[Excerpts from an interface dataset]

══════════════════════════════

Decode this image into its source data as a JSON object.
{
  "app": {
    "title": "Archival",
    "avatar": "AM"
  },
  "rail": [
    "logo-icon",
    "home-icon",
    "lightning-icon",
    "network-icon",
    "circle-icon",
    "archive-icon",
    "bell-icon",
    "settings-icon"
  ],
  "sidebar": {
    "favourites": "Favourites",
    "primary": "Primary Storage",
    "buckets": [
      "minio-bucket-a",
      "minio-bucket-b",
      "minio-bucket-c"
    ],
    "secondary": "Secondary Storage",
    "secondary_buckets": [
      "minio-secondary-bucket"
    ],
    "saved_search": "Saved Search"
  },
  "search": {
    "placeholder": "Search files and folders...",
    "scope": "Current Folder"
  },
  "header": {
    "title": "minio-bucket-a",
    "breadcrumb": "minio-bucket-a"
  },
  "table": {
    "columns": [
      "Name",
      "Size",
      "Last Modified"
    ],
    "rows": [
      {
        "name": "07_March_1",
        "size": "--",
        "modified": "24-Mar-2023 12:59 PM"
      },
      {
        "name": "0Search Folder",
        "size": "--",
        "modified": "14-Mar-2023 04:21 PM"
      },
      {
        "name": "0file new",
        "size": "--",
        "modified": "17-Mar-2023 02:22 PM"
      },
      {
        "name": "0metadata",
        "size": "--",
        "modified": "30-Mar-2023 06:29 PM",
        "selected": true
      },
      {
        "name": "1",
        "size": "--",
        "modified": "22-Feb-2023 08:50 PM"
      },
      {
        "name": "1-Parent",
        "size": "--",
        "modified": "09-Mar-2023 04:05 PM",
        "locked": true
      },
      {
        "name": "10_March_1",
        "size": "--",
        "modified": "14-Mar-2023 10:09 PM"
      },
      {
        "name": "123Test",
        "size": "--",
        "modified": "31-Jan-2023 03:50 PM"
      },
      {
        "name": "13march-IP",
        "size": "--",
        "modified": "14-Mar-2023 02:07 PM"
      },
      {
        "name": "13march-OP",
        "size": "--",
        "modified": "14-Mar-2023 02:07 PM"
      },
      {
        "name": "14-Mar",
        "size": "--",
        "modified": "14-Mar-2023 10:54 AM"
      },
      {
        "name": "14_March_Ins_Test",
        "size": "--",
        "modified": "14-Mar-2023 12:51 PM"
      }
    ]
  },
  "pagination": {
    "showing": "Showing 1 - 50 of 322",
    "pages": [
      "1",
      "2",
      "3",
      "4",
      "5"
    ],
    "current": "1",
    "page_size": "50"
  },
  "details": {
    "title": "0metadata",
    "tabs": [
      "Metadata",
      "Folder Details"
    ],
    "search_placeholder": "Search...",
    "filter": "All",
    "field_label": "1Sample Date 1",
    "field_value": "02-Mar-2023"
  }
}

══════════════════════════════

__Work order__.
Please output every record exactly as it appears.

__Response box__.
Decode this image into its source data as a JSON object.
{
  "app": {
    "title": "Archival",
    "avatar": "AM"
  },
  "rail": [
    "logo-icon",
    "home-icon",
    "lightning-icon",
    "network-icon",
    "circle-icon",
    "archive-icon",
    "bell-icon",
    "settings-icon"
  ],
  "sidebar": {
    "favourites": "Favourites",
    "primary": "Primary Storage",
    "buckets": [
      "minio-bucket-a",
      "minio-bucket-b",
      "minio-bucket-c"
    ],
    "secondary": "Secondary Storage",
    "secondary_buckets": [
      "minio-secondary-bucket"
    ],
    "saved_search": "Saved Search"
  },
  "search": {
    "placeholder": "Search files and folders...",
    "scope": "Current Folder"
  },
  "header": {
    "title": "minio-bucket-a",
    "breadcrumb": "minio-bucket-a"
  },
  "table": {
    "columns": [
      "Name",
      "Size",
      "Last Modified"
    ],
    "rows": [
      {
        "name": "07_March_1",
        "size": "--",
        "modified": "24-Mar-2023 12:59 PM"
      },
      {
        "name": "0Search Folder",
        "size": "--",
        "modified": "14-Mar-2023 04:21 PM"
      },
      {
        "name": "0file new",
        "size": "--",
        "modified": "17-Mar-2023 02:22 PM"
      },
      {
        "name": "0metadata",
        "size": "--",
        "modified": "30-Mar-2023 06:29 PM",
        "selected": true
      },
      {
        "name": "1",
        "size": "--",
        "modified": "22-Feb-2023 08:50 PM"
      },
      {
        "name": "1-Parent",
        "size": "--",
        "modified": "09-Mar-2023 04:05 PM",
        "locked": true
      },
      {
        "name": "10_March_1",
        "size": "--",
        "modified": "14-Mar-2023 10:09 PM"
      },
      {
        "name": "123Test",
        "size": "--",
        "modified": "31-Jan-2023 03:50 PM"
      },
      {
        "name": "13march-IP",
        "size": "--",
        "modified": "14-Mar-2023 02:07 PM"
      },
      {
        "name": "13march-OP",
        "size": "--",
        "modified": "14-Mar-2023 02:07 PM"
      },
      {
        "name": "14-Mar",
        "size": "--",
        "modified": "14-Mar-2023 10:54 AM"
      },
      {
        "name": "14_March_Ins_Test",
        "size": "--",
        "modified": "14-Mar-2023 12:51 PM"
      }
    ]
  },
  "pagination": {
    "showing": "Showing 1 - 50 of 322",
    "pages": [
      "1",
      "2",
      "3",
      "4",
      "5"
    ],
    "current": "1",
    "page_size": "50"
  },
  "details": {
    "title": "0metadata",
    "tabs": [
      "Metadata",
      "Folder Details"
    ],
    "search_placeholder": "Search...",
    "filter": "All",
    "field_label": "1Sample Date 1",
    "field_value": "02-Mar-2023"
  }
}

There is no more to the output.